According to the Aquascience Research Group, all forms of household salt are basically the same, but there are applications for which one salt is better suited than another. Rock salt can be used anywhere that pond salt can be used, but the reverse is not true.


Rock salt, a chunky substance, comes from underground mines. It's in its natural state and hasn't had impurities removed. Pond salt is a finer grade of sea salt. Its target use, as its name suggests, is in fish ponds.

Ponds and Aquariums

According to the Aquascience Research Group, salt can be a useful additive to ponds and aquariums for the treatment of nitrite poisoning and osmoregulatory stress, the latter being unlikely in a freshwater environment. According to the Encyclopaedia Britannica, osmoregulation is the "maintenance by an organism of an internal balance between water and dissolved materials regardless of environmental conditions." Osmoregulatory stress occurs when a fish is unable to maintain this internal balance and its system is taxed by a change in the environment. Additional salt can help rebalance.

It is necessary to remember, however, that the addition of salt to a freshwater environment can kill plants and some sensitive fish.

Many pond supply stores recommend the use of pond salt for maintaining healthy ponds, suggesting that the salt protects the fish from parasites and restores electrolyte levels for healthy gill function. However, Aquaworld Aquarium recommends the use of a salt bath outside the pond or aquarium to address external parasites on fish. Salt can also be used in a quarantine tank to help injured fish with osmoregulation while healing.
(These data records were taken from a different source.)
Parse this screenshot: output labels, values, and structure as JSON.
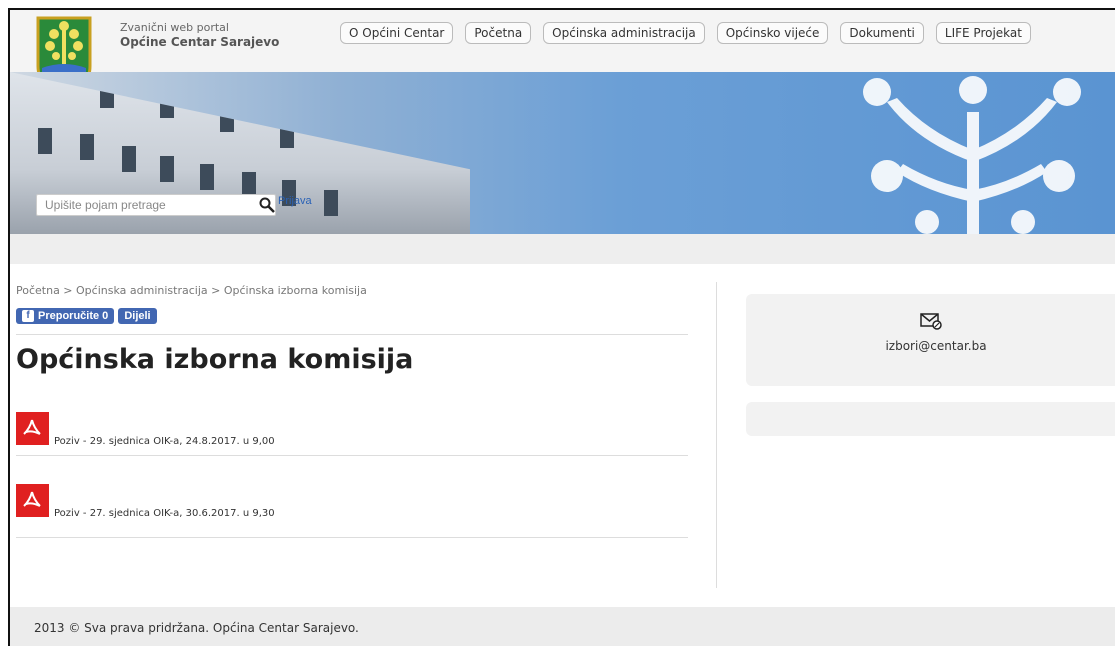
{
  "header": {
    "portal_line": "Zvanični web portal",
    "portal_name": "Općine Centar Sarajevo",
    "nav": [
      "O Općini Centar",
      "Početna",
      "Općinska administracija",
      "Općinsko vijeće",
      "Dokumenti",
      "LIFE Projekat"
    ]
  },
  "banner": {
    "search_placeholder": "Upišite pojam pretrage",
    "login_label": "Prijava"
  },
  "main": {
    "breadcrumb": "Početna > Općinska administracija > Općinska izborna komisija",
    "fb_recommend": "Preporučite 0",
    "fb_share": "Dijeli",
    "title": "Općinska izborna komisija",
    "documents": [
      "Poziv - 29. sjednica OIK-a, 24.8.2017. u 9,00",
      "Poziv - 27. sjednica OIK-a, 30.6.2017. u 9,30"
    ]
  },
  "sidebar": {
    "email": "izbori@centar.ba"
  },
  "footer": {
    "text": "2013 © Sva prava pridržana. Općina Centar Sarajevo."
  },
  "colors": {
    "facebook_blue": "#4267b2",
    "pdf_red": "#e02020",
    "link_blue": "#2a62b6"
  }
}
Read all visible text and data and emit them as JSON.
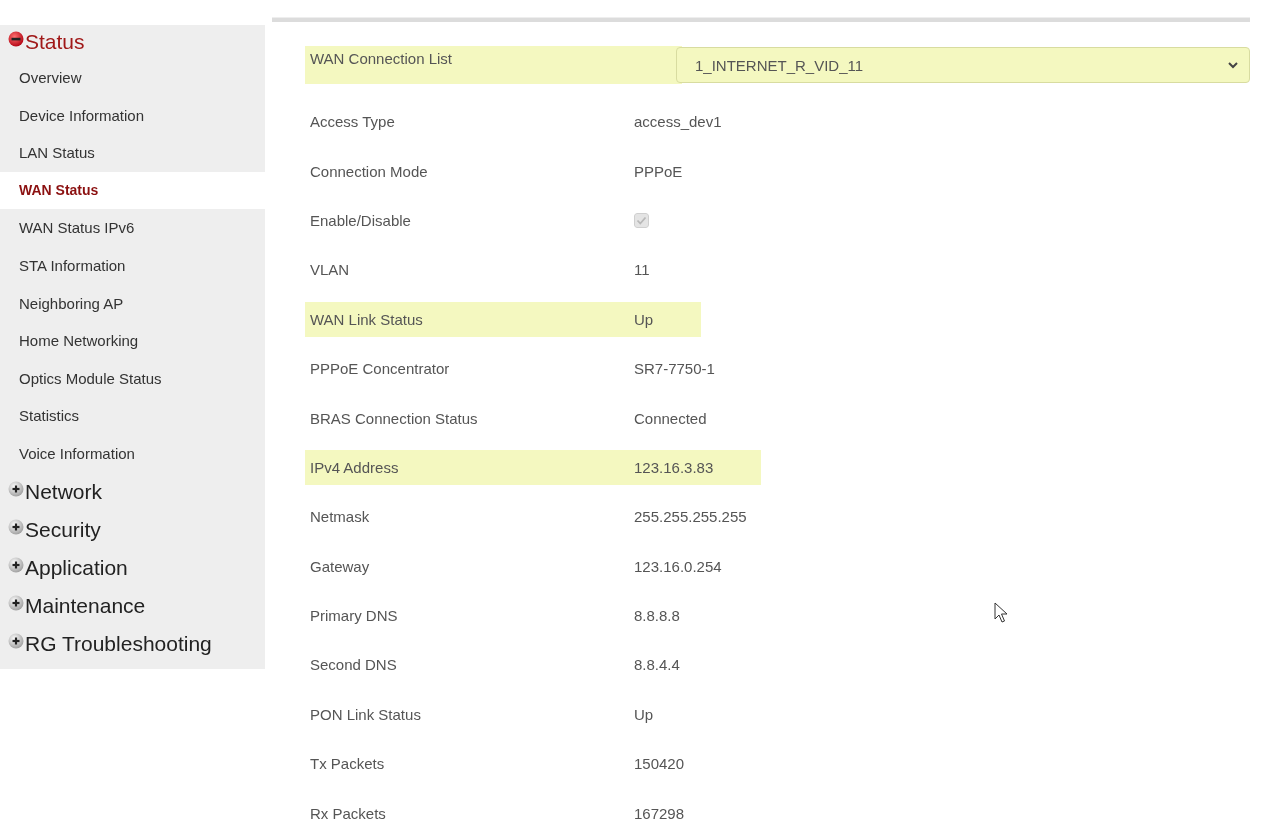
{
  "sidebar": {
    "groups": [
      {
        "label": "Status",
        "expanded": true,
        "items": [
          {
            "label": "Overview",
            "selected": false
          },
          {
            "label": "Device Information",
            "selected": false
          },
          {
            "label": "LAN Status",
            "selected": false
          },
          {
            "label": "WAN Status",
            "selected": true
          },
          {
            "label": "WAN Status IPv6",
            "selected": false
          },
          {
            "label": "STA Information",
            "selected": false
          },
          {
            "label": "Neighboring AP",
            "selected": false
          },
          {
            "label": "Home Networking",
            "selected": false
          },
          {
            "label": "Optics Module Status",
            "selected": false
          },
          {
            "label": "Statistics",
            "selected": false
          },
          {
            "label": "Voice Information",
            "selected": false
          }
        ]
      },
      {
        "label": "Network",
        "expanded": false
      },
      {
        "label": "Security",
        "expanded": false
      },
      {
        "label": "Application",
        "expanded": false
      },
      {
        "label": "Maintenance",
        "expanded": false
      },
      {
        "label": "RG Troubleshooting",
        "expanded": false
      }
    ]
  },
  "details": [
    {
      "kind": "select",
      "label": "WAN Connection List",
      "value": "1_INTERNET_R_VID_11",
      "highlighted": true
    },
    {
      "kind": "text",
      "label": "Access Type",
      "value": "access_dev1",
      "highlighted": false
    },
    {
      "kind": "text",
      "label": "Connection Mode",
      "value": "PPPoE",
      "highlighted": false
    },
    {
      "kind": "checkbox",
      "label": "Enable/Disable",
      "checked": true,
      "disabled": true,
      "highlighted": false
    },
    {
      "kind": "text",
      "label": "VLAN",
      "value": "11",
      "highlighted": false
    },
    {
      "kind": "text",
      "label": "WAN Link Status",
      "value": "Up",
      "highlighted": true
    },
    {
      "kind": "text",
      "label": "PPPoE Concentrator",
      "value": "SR7-7750-1",
      "highlighted": false
    },
    {
      "kind": "text",
      "label": "BRAS Connection Status",
      "value": "Connected",
      "highlighted": false
    },
    {
      "kind": "text",
      "label": "IPv4 Address",
      "value": "123.16.3.83",
      "highlighted": true
    },
    {
      "kind": "text",
      "label": "Netmask",
      "value": "255.255.255.255",
      "highlighted": false
    },
    {
      "kind": "text",
      "label": "Gateway",
      "value": "123.16.0.254",
      "highlighted": false
    },
    {
      "kind": "text",
      "label": "Primary DNS",
      "value": "8.8.8.8",
      "highlighted": false
    },
    {
      "kind": "text",
      "label": "Second DNS",
      "value": "8.8.4.4",
      "highlighted": false
    },
    {
      "kind": "text",
      "label": "PON Link Status",
      "value": "Up",
      "highlighted": false
    },
    {
      "kind": "text",
      "label": "Tx Packets",
      "value": "150420",
      "highlighted": false
    },
    {
      "kind": "text",
      "label": "Rx Packets",
      "value": "167298",
      "highlighted": false
    }
  ]
}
Either rock salt or pond salt will work in ponds and aquariums, but pond salt will dissolve more quickly.


Neither pond salt nor rock salt should be consumed as each substance contains impurities.


Because of its larger size, rock salt is often used in cooking to make salt-crusted dishes. The food is encased in a salt crust, sealing in moisture and baked. Before the food is consumed, the salt crust is removed and discarded. A finer salt size, such as pond or table salt, doesn't work because it simply melts rather than forming a crystallised crust.

Ice Cream Making

Rock salt is frequently used in making ice cream. The salt does not come into contact with the ice cream itself, but is used to lower the freezing point of the ice and speed its melting, which, in turn, freezes the ice cream. A finer salt, such as pond salt, can also be used in many ice cream makers, but it takes longer for fine salt to melt the ice because the salt dissolves rapidly and requires frequent replenishing. A larger quantity of fine salt is required, resulting in an increased cost.

Ice Melting

Rock salt is often used to melt ice on sideways, driveways and roads. Some rock salt sold specifically for this purpose has also had chemicals added to further speed the melting process. Pond salt's smaller crystal size makes it impractical for this purpose.

And the Winner is ...

Pond salt has limited usability as an additive for ponds and aquariums and can only be bought through pond and aquarium supply stores. It also tends to be a little more expensive than rock salt because it's considered a speciality item. Rock salt can also be used in ponds and aquariums, but can also be used in other ways. It is more readily available in grocery stores, hardware stores and mass retailers.